The code below (which I assume is C++) waits for a coherent set of frames.
rs2::frameset frames = pipe.wait_for_frames();
rs2::frame frame = frames.first(RS2_STREAM_DEPTH);
frame.get_data(); // Pointer to depth pixels,
// invalidated when last copy of frame goes out of scope
thank you. The code you provided seems to behave in the same way
frame = pipeline.wait_for_frames()
does. I still get the same offset.
I currently grab a single frame from a different camera (not an Intel product) and then
run the code you provided. The frame I get from my other camera lags behind the
D415 frame set by around 100ms. I would assume this to be impossible if the
code waits for a new set of frames?
It sounds like your project would benefit from hardware sync, where the 400 Series camera can have its timestamp synced with a non-Intel sensor that is attached to the camera via a cable. The 400 Series cameras have something called GPIO pins that can be used for this. Intel wrote a white paper recently about creating a multi-camera setup.
The paper says: "Multiple cameras can be connected to a PC and will be able to stream independent data. The cameras operate in the “Default” mode and will stream asynchronously. However, if it is desired to hardware synchronize (e.g. HW sync) them so they capture at exactly the same time and rate, the cameras will need to be connected via sync cables, and will need to be configured in software to have a single master (or an externally generated sync signal) and multiple slaves. The connector port can be found on the cameras as shown below, and a cable will need to be assembled"
Here is the link to the white paper:

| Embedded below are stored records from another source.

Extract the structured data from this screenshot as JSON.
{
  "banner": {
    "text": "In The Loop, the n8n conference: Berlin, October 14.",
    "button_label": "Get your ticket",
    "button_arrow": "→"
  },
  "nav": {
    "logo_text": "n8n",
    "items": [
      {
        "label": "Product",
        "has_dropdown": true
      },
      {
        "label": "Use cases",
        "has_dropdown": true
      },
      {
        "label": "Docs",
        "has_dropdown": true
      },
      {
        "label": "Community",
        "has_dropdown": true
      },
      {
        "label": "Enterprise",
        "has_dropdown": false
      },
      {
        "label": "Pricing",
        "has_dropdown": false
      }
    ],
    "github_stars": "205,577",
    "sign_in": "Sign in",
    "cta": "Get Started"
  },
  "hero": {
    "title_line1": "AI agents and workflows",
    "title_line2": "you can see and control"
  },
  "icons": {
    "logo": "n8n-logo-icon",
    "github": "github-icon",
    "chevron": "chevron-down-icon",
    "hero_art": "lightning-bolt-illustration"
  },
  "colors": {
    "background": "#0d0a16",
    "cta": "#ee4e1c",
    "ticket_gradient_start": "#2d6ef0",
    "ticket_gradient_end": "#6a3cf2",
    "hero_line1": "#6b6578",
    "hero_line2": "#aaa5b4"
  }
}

Intel are still working on adding hardware sync support, with a release estimate for this feature of around Q2 2018 (sometime between now and June 2018).